• Information supplied:

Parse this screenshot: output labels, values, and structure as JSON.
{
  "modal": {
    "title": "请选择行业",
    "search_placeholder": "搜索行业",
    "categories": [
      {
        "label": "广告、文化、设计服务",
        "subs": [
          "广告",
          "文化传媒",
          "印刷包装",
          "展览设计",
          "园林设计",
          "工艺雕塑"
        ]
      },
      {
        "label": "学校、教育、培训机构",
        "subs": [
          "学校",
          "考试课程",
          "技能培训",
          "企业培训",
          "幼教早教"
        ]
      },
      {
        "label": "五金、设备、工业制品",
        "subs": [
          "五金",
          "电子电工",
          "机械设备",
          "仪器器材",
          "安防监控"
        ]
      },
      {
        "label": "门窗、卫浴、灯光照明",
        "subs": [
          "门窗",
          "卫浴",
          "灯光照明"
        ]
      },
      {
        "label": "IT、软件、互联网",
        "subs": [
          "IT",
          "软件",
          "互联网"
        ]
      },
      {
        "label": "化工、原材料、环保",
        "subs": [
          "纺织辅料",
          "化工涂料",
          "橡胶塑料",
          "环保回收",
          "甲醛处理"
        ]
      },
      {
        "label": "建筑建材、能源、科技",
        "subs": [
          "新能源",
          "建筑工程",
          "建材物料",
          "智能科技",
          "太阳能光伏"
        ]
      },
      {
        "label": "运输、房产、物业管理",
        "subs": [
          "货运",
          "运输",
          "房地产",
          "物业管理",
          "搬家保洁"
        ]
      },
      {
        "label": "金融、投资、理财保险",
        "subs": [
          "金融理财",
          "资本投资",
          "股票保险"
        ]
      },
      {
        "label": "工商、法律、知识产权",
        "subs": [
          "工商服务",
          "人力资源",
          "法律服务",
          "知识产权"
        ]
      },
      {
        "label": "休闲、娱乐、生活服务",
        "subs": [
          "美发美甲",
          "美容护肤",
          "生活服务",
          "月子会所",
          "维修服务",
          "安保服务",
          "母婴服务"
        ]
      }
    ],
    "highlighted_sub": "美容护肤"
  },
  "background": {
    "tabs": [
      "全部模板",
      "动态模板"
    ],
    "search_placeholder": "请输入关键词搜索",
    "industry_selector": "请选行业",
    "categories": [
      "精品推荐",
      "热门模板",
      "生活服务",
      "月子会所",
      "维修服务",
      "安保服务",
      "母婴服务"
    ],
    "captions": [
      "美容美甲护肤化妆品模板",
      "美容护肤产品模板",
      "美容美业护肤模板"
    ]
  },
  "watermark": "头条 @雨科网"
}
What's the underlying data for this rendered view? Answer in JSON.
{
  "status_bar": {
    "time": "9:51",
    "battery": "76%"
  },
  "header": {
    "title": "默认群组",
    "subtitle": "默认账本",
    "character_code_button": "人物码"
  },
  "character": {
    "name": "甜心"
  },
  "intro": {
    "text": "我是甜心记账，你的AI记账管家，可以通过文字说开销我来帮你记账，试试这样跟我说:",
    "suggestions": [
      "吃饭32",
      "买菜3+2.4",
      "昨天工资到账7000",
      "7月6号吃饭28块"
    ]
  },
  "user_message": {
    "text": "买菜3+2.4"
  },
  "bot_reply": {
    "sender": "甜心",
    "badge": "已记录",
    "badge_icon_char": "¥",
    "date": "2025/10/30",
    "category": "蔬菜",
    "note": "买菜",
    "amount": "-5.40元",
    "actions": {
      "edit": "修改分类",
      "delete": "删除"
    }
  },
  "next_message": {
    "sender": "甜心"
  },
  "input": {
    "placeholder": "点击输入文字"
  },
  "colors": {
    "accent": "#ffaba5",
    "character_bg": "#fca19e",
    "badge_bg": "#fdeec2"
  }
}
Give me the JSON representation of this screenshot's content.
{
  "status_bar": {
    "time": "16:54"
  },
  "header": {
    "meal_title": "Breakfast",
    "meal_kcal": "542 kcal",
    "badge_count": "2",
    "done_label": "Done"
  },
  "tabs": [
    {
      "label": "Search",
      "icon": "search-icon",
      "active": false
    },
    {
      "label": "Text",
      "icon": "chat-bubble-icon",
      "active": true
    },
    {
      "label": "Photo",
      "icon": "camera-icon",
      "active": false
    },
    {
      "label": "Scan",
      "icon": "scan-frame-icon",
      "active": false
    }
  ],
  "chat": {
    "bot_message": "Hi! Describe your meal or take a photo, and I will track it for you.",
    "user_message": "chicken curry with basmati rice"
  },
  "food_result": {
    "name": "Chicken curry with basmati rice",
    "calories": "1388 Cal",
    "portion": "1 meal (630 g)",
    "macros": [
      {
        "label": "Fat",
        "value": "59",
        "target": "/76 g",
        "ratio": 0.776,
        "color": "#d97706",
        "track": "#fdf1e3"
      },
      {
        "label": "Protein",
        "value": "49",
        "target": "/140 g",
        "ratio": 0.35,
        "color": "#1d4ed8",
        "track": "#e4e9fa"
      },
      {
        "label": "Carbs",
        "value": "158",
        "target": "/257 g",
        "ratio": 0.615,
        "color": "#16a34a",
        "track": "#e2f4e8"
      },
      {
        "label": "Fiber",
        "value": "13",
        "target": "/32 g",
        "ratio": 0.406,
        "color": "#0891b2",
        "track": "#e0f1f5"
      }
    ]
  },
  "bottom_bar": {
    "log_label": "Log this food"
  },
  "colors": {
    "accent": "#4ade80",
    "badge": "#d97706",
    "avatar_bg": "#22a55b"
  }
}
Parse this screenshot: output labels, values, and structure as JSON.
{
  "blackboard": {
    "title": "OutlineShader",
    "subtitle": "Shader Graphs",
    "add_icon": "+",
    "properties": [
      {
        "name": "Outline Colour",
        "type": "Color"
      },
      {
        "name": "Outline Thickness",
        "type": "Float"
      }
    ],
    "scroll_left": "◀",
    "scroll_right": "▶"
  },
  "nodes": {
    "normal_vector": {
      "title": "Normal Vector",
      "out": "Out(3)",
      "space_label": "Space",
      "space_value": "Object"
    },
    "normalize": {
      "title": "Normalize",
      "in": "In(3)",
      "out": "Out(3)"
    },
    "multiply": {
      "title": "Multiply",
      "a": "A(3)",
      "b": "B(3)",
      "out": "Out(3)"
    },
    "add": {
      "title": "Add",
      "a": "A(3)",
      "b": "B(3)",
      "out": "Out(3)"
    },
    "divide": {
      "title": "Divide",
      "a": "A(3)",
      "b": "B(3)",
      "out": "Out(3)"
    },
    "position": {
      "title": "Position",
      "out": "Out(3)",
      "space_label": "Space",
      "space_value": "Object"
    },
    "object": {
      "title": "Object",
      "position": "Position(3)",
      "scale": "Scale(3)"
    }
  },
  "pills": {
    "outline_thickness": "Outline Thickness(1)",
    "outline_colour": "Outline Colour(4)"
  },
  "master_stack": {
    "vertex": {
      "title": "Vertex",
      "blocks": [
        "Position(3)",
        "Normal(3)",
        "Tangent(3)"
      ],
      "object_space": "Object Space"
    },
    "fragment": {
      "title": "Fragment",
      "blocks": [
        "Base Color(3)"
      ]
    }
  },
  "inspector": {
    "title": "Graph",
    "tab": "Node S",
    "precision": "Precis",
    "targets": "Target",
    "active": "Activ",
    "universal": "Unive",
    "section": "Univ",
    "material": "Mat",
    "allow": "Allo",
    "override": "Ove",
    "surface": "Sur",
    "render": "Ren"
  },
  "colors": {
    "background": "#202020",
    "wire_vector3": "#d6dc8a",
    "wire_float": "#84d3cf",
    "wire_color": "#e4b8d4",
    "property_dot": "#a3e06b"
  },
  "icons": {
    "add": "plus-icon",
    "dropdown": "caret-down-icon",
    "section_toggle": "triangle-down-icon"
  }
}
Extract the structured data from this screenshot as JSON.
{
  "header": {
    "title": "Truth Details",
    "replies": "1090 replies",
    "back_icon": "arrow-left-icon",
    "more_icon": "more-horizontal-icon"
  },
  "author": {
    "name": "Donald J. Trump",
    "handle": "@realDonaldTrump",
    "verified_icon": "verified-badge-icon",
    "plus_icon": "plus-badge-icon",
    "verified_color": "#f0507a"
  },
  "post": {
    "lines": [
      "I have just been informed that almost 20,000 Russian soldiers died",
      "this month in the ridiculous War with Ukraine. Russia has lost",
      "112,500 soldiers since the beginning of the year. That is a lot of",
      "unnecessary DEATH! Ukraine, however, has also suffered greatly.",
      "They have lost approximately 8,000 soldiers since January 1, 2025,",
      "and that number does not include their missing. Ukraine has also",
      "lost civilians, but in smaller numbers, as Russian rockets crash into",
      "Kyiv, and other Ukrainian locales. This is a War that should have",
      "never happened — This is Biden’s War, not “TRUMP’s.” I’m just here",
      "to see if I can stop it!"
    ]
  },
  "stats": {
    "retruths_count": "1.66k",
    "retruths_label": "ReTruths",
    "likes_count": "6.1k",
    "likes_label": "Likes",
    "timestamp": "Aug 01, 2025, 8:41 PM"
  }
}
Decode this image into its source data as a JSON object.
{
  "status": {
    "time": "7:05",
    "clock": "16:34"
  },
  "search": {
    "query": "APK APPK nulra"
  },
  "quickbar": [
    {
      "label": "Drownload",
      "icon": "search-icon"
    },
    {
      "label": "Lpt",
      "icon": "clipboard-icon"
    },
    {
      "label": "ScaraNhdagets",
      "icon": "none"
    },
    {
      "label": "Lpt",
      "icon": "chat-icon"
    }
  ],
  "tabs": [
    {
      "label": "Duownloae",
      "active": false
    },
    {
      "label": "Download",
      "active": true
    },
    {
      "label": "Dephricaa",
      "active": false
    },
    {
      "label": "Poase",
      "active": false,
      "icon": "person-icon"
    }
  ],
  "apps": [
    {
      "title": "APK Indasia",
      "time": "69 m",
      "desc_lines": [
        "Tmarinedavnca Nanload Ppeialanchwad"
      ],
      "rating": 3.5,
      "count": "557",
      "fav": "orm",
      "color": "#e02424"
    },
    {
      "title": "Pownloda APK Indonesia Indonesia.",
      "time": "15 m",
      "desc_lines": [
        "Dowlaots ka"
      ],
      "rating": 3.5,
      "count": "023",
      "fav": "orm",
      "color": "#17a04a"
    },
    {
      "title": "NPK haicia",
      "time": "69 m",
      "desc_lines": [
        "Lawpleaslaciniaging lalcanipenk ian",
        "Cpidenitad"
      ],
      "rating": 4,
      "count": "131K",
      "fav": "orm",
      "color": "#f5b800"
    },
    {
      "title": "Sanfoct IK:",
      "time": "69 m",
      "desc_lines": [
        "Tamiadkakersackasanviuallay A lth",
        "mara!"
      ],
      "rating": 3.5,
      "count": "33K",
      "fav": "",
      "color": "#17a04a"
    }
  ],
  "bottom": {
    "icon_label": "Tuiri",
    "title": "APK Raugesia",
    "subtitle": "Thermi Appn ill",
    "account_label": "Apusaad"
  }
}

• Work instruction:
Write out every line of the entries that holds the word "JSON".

• Your response:
Parse this screenshot: output labels, values, and structure as JSON.
What's the underlying data for this rendered view? Answer in JSON.
Give me the JSON representation of this screenshot's content.
Parse this screenshot: output labels, values, and structure as JSON.
Extract the structured data from this screenshot as JSON.
Decode this image into its source data as a JSON object.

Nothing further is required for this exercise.